Silence: Waste not, want not, as our hero and blog mentor Benjamin Franklin would say. But there’s a reason we don’t throw anything out, Ben: It’s because I plan our menus carefully in advance and buy only the things we’ll need to make them. Unless I find a great sale on something, in which case, I’ll change the menu to feature whatever-it-is. Carrots, for example. We got a great deal on carrots at the farmers’ market the other week, remember?

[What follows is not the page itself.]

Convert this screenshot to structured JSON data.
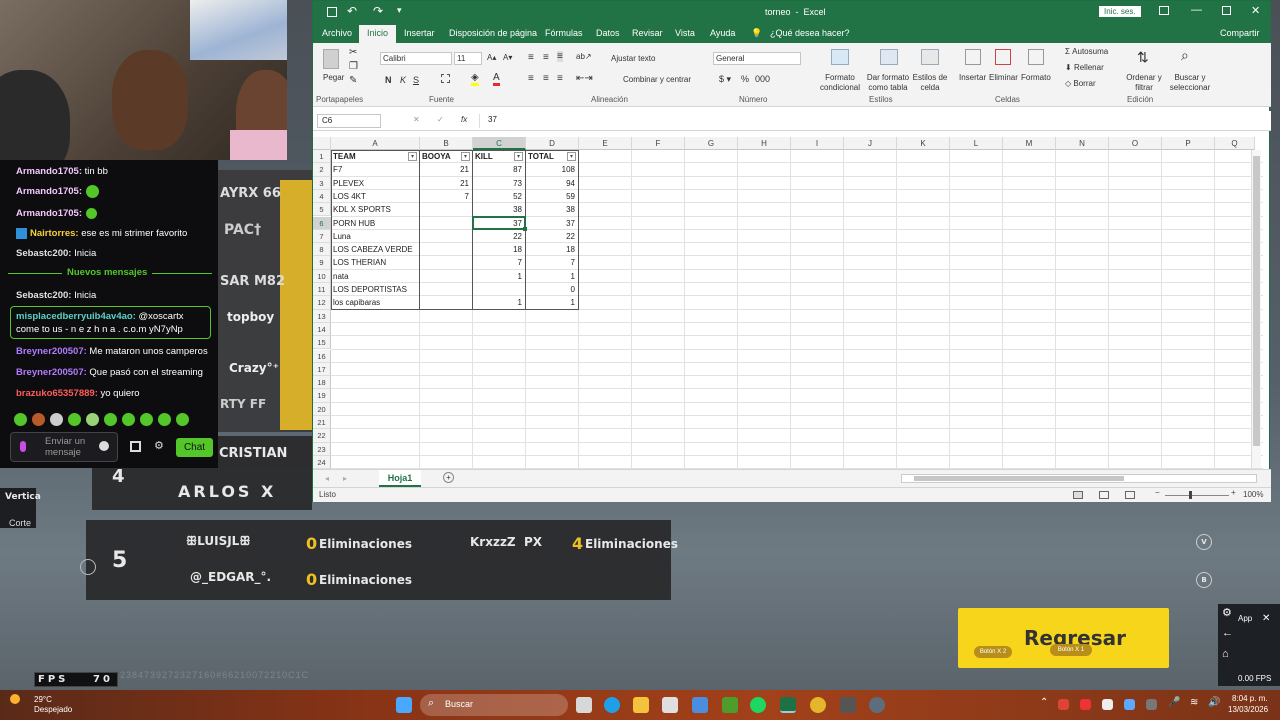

I knew they’d store well in our unheated mudroom, so we stocked up. And I’ve been adding curried carrots and boiled carrots as sides to our suppers, using carrots in lentil stew, veggie curry, and shepherd’s pie, and serving carrot sticks with our hummus and baba ghannouj ever since.
OFB: You know, I didn’t make the connection.
Silence: That’s because we both love carrots, and since they store so well, I knew we wouldn’t have to go on a monthlong all-carrot diet or something just to use them up. We’re lucky that we both enjoy leftovers, too, but getting creative with leftovers—using them in other dishes—is a great way to add variety without wasting food. Putting that extra half-cup of spaghetti sauce on a pizza or in chili or soup, for example.
Silence: Another brilliant observation, Ben. And since you asked, there’s another reason we don’t waste food, and that’s because we’ve developed a sort of closed system here. We can compost scraps in our bins or put them in the earthworm composter; our chickens, our dog Shiloh, and our parrot Plutarch all love leftover odds and ends. Let’s use an end of stale homemade bread as an example. I could use it to make croutons, bread crumbs, or a base for a delicious dressing. Or we could give pieces to Shiloh, Plutarch, and the chickens. All you really need is a small chicken flock and a compost bin and you’ll never waste food again!
OFB: [desperate to change the subject and avoid more abuse] Ahem, if you could turn back the clock, what do you wish you’d done in 2010?
Silence: I wish I’d invented Ruth Bourdain. Though if I’d been her creator, she’d have been Julia Bourdain. Imagine Tony fluting away in that Julia Child voice. Priceless! And her hair was almost as scary as Ruth’s. Almost. Well, not really.
OFB: If you say so. Any last words for our readers?
Silence: Life is short and uncertain. Live your dreams, or at least identify your dreams and start to live them, even if that longed-for trip to Italy is just some Italian movies, cookbooks, language lessons, an Italian-made coffee mug, and maybe a novel about Leonardo da Vinci at this point. Don’t let yourself end a day without having done at least one thing that matters to you, that gives you unalloyed pleasure.
We recently posted about Henry Howard, the Earl of Surrey, who ended his poem about what makes a good life with “Neither seek death, nor fear his might.” The Native Americans put it another way: “It is a good day to die.” Vow to greet each day with pleasure, and live in such a way that, whatever it brings, you can face it with calm, knowing that, whatever you’ve left undone, you’ve done enough to feel you’ve really lived.
OFB: Gee, Silence, I don’t know if that’s profound or scary, but thanks for this interview. Now, if we could talk about dinner…